*Your objective*. Everything from the line containing "Decode this image" to the end of the material, both ends included, should be repeated exactly; please give only those lines.

(Beginning of Source material)

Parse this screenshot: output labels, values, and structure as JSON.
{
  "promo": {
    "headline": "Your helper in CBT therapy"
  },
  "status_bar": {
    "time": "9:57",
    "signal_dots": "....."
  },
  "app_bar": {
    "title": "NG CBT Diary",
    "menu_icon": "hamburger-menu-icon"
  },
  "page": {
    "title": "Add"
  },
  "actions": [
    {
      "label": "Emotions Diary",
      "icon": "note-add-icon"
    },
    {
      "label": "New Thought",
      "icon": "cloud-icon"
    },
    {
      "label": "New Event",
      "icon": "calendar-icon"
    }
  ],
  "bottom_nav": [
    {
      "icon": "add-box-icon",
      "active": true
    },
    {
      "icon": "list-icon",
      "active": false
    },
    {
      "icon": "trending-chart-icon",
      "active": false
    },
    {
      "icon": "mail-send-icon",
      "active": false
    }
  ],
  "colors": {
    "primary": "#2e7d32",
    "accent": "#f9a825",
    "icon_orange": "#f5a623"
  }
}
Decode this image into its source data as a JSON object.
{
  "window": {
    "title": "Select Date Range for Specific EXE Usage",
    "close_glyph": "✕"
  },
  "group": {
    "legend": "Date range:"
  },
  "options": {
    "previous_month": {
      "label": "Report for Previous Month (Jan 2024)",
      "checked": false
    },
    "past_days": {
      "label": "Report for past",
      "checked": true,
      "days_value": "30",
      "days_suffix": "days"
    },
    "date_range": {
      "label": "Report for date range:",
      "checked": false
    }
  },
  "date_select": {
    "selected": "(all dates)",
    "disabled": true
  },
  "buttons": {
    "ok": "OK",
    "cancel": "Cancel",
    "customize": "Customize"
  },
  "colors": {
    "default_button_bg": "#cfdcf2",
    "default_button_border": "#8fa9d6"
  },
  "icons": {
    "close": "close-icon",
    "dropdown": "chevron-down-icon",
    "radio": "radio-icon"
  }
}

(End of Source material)

*Response area*.
Decode this image into its source data as a JSON object.
{
  "window": {
    "title": "Select Date Range for Specific EXE Usage",
    "close_glyph": "✕"
  },
  "group": {
    "legend": "Date range:"
  },
  "options": {
    "previous_month": {
      "label": "Report for Previous Month (Jan 2024)",
      "checked": false
    },
    "past_days": {
      "label": "Report for past",
      "checked": true,
      "days_value": "30",
      "days_suffix": "days"
    },
    "date_range": {
      "label": "Report for date range:",
      "checked": false
    }
  },
  "date_select": {
    "selected": "(all dates)",
    "disabled": true
  },
  "buttons": {
    "ok": "OK",
    "cancel": "Cancel",
    "customize": "Customize"
  },
  "colors": {
    "default_button_bg": "#cfdcf2",
    "default_button_border": "#8fa9d6"
  },
  "icons": {
    "close": "close-icon",
    "dropdown": "chevron-down-icon",
    "radio": "radio-icon"
  }
}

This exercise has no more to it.